Rose, Kerry. Ellsworth Kelly.” Modernism from the National Gallery of Art – The Robert and Jane Meyerhoff Collection. Exh. cat. Washington: National Gallery of Art, 2014: 84-85. Hess, Thomas B. New York: The State of Art. Exh. cat. Albany: New York State Museum, 1977. A group show, Imagined Futures Reconstructed Pasts, on till Sunday at Bikaner House in New Delhi, features two photo works by Prajakta Potnis which were part of her exhibition When The Wind Blows, held in January by Project 88. They show staged scenarios within an old freezer—against the ice building up are everyday objects, pressure-cooker whistles in one, a lighter in another. In the photographs, the magnified scale allows a separate narrative to unfold in the viewer’s mind—an apocalyptic landscape, of something on the verge of being blown up”. When The Wind Blows was an extension of Potnis’ interest in showing the connection between the private—through the use of quotidian objects—and the political. The title of the show itself was derived from a graphic novel from the 1960s, which deals with the fear of the atom bomb. The fear is still there, and it’s even scarier with (US president-elect) Donald Trump,” says Potnis.
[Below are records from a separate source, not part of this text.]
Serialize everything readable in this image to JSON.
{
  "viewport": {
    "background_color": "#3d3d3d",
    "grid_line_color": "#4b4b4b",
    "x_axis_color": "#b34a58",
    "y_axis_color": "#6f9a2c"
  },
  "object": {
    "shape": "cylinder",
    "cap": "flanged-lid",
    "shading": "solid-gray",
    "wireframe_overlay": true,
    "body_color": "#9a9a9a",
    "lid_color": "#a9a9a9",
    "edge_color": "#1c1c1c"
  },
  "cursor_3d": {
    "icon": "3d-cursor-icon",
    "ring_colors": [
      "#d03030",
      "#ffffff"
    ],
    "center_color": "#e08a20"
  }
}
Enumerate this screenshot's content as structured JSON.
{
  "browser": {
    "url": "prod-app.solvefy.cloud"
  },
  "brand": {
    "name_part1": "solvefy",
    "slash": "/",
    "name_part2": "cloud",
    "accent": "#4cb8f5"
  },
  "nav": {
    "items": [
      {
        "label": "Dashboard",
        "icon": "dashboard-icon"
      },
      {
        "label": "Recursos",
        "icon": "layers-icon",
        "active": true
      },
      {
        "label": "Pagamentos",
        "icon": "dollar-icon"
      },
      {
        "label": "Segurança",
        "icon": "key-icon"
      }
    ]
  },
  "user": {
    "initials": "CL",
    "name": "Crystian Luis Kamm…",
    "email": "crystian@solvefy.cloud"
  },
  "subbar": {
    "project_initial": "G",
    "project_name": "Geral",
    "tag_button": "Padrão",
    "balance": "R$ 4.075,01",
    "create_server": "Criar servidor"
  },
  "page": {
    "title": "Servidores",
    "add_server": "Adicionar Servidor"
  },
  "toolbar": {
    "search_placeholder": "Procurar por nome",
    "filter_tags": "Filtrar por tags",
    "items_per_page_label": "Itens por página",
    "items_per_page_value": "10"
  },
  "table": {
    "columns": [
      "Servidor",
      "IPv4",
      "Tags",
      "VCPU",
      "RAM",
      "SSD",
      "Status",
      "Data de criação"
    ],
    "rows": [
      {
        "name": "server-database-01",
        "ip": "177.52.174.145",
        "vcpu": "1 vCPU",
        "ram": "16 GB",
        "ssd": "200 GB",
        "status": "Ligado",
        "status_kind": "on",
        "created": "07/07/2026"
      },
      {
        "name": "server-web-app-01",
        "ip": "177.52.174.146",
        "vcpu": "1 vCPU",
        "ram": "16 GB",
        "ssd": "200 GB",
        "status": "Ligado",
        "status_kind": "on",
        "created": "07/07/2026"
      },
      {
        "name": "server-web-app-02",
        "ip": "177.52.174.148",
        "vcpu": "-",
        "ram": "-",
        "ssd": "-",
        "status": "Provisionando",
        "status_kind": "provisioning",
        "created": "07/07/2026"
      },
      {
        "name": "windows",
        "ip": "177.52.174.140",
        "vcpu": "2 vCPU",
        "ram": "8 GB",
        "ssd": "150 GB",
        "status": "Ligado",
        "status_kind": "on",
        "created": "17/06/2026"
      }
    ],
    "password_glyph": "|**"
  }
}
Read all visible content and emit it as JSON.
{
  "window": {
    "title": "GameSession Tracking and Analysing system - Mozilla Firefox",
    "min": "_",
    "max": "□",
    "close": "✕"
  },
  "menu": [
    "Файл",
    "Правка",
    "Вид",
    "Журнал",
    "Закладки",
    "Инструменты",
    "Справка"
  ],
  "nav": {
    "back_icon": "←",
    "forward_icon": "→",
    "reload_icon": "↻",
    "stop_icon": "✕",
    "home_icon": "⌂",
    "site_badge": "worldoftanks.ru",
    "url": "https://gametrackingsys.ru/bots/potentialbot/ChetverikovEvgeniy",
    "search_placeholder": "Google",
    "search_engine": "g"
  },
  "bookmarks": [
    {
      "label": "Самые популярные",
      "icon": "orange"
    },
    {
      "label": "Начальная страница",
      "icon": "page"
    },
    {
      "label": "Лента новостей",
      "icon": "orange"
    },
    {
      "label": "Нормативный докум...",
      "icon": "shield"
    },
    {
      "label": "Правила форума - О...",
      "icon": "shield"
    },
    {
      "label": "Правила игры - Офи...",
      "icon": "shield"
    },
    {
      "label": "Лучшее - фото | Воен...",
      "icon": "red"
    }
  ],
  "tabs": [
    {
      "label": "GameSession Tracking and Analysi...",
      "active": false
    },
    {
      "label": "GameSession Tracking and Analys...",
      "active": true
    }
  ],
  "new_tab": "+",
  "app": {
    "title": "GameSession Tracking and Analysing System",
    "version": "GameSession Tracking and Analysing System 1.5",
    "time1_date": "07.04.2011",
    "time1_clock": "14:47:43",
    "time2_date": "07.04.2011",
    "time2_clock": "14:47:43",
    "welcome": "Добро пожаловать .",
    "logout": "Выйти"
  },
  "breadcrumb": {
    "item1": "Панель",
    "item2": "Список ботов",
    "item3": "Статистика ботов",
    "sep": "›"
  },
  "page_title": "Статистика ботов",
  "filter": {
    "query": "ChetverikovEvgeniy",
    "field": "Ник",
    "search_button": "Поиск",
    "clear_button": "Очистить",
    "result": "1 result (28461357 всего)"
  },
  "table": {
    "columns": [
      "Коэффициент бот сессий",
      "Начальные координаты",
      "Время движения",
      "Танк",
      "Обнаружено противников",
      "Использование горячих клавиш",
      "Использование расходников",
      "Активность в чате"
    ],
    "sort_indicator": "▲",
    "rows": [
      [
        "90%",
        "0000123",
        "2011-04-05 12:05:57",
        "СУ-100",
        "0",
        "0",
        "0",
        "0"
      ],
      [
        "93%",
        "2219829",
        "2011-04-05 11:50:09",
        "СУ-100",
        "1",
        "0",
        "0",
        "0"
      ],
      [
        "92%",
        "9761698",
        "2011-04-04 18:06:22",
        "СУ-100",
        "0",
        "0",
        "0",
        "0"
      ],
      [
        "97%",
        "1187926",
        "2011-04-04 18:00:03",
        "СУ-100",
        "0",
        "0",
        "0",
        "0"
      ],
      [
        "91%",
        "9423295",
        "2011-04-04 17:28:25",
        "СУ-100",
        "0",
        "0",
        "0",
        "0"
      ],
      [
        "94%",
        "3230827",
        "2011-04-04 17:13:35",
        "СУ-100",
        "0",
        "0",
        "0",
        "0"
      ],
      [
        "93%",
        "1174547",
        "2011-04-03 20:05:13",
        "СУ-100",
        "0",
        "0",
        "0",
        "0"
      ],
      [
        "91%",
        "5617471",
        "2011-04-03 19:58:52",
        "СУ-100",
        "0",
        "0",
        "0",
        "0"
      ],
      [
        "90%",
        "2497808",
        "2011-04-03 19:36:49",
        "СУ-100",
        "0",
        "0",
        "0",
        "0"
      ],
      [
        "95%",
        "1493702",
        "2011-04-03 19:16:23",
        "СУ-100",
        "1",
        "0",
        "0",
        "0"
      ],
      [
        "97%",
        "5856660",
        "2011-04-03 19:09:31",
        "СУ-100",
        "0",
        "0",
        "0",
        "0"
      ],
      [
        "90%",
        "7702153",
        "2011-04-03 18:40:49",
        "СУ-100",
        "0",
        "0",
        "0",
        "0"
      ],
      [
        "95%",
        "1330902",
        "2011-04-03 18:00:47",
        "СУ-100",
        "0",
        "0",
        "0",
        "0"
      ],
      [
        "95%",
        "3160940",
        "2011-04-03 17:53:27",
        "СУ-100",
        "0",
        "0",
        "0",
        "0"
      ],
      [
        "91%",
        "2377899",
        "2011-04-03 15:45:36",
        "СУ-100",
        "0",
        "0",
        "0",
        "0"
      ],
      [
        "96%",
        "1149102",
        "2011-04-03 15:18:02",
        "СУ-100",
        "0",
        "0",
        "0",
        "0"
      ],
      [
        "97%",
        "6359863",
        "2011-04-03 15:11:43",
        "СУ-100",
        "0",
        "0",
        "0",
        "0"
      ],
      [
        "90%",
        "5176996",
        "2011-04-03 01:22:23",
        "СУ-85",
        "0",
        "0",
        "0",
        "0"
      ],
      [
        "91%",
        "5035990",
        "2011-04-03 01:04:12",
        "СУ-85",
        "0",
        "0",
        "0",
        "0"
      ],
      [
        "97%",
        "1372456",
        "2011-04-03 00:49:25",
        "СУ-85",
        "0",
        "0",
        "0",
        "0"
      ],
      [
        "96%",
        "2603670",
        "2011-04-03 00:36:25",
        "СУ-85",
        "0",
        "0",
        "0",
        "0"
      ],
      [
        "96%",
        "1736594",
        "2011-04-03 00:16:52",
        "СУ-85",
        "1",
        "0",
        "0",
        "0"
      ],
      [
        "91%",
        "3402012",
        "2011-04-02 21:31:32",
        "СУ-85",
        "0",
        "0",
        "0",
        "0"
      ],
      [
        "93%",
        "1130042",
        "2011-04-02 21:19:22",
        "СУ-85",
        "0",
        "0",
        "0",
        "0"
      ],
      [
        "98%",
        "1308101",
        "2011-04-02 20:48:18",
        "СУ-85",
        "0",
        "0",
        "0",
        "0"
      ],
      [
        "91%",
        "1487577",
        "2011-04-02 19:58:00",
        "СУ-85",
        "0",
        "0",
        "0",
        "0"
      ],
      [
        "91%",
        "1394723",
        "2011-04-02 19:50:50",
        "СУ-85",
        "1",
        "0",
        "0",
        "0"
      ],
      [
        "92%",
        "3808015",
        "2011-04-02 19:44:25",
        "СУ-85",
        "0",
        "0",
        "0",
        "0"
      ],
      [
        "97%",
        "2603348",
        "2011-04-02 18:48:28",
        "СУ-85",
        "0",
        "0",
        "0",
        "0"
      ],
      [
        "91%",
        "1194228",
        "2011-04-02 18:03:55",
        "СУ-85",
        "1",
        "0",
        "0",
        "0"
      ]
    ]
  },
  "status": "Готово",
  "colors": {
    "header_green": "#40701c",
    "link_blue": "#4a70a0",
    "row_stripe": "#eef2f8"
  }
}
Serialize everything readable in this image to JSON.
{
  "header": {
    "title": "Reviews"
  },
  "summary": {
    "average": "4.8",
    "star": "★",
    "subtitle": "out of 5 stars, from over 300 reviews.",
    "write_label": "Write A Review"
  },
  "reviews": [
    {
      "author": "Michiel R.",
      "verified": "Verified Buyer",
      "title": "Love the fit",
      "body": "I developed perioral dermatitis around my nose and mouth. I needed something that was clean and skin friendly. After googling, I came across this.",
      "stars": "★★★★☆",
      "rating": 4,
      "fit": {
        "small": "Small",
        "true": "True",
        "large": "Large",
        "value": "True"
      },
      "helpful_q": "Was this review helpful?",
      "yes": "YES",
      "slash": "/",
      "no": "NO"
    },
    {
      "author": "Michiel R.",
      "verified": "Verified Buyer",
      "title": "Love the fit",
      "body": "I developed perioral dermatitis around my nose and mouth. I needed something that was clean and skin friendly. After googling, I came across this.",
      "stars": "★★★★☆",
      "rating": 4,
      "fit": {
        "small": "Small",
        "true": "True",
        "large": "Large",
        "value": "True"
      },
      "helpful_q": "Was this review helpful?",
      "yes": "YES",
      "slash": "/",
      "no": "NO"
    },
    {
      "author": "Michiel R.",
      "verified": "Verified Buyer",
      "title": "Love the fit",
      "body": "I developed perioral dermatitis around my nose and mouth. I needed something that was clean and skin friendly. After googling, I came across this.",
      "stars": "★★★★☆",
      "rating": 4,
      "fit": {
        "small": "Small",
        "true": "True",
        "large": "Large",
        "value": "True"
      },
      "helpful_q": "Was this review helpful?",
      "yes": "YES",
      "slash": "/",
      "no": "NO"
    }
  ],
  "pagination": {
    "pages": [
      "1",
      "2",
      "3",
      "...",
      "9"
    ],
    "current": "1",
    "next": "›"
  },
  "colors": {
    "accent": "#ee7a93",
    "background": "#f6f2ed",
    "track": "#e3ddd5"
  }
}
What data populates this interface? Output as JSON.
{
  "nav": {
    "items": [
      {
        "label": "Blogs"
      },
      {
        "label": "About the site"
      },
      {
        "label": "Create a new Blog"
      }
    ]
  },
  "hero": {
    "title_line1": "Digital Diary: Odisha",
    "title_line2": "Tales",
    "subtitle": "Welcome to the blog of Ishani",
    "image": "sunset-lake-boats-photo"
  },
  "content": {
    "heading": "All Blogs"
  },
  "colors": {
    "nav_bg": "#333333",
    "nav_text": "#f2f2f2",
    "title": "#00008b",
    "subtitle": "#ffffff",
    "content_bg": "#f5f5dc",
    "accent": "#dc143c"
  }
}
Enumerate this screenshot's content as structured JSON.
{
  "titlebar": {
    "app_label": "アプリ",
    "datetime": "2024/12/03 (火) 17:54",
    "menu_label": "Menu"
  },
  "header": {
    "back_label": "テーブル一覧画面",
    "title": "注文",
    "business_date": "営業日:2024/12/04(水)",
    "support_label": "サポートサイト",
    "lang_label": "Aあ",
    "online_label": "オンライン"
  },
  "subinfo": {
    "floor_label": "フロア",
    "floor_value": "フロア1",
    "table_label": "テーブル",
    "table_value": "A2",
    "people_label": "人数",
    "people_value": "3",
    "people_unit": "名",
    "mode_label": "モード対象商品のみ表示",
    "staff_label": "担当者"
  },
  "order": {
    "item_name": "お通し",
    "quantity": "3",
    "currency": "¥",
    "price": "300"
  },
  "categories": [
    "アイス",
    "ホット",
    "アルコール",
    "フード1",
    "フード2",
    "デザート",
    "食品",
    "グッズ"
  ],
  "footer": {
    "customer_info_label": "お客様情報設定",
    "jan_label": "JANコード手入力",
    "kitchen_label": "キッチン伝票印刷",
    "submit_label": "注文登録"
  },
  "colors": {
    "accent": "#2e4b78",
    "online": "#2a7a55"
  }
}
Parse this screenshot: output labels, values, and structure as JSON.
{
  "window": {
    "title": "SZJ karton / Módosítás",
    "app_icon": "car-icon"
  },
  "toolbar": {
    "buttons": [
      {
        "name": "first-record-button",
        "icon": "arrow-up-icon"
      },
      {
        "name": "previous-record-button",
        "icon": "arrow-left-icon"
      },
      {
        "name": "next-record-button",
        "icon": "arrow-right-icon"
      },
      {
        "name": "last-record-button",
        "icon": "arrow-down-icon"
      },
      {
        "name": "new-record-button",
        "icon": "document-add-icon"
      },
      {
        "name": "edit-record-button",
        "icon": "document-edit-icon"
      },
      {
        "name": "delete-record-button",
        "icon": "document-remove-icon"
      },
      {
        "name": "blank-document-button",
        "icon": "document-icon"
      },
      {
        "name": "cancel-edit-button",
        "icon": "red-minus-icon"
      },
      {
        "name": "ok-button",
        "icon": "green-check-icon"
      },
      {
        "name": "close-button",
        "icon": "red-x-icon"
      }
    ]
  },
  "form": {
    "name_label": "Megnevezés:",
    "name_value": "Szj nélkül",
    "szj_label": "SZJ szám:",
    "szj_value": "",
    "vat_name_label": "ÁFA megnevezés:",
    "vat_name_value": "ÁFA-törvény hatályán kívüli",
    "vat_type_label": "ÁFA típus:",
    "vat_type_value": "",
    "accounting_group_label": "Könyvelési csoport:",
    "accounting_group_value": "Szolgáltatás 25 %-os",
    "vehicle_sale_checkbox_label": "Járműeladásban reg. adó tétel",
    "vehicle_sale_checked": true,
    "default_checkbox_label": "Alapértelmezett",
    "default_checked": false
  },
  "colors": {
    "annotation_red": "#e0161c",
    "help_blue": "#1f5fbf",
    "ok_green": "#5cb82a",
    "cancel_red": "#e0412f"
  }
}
The series was inspired by The Kitchen Debate”, a hilarious, heated debate between (Ronald) Reagan and (Nikita) Khrushchev in front of a washing machine, at a time when the US was trying to show off their modern kitchen appliances to the Communist world. It was like watching two little boys fighting, each propagating their own ideology,” says Potnis. Capitalism, the impact of war, environmental degradation, genetically modified food, loss of privacy, the works of Potnis, who did her master’s from the Sir JJ School of Art in Mumbai, are inherently derived from contemporary anxieties. So, if a still-life painting of a cauliflower takes on the form of a mushroom cloud, in site-specific works she developed the idea of the wall as a membrane between the inside and outside space”. From hanging threads giving the perception of cracks to keyholes drilled in walls or frills hung as skirting to give the impression of a curtain—opaque spaces appear fragile, giving the sense of being watched”. Watson, T. (Ed.). (2007). Music Therapy with Adults with Learning Disabilities. Hove: Routledge. By the end of the 3 day intensive course, Monsieur Chauveau had worked on all of us and some more than once. All different body paintings but all equally stunning. Donohoe, Victoria. An Abstract Artist Builds a Following” (Matthews Hamilton exhibition review). The Philadelphia Inquirer, 11 December 1984: H19, illustrated.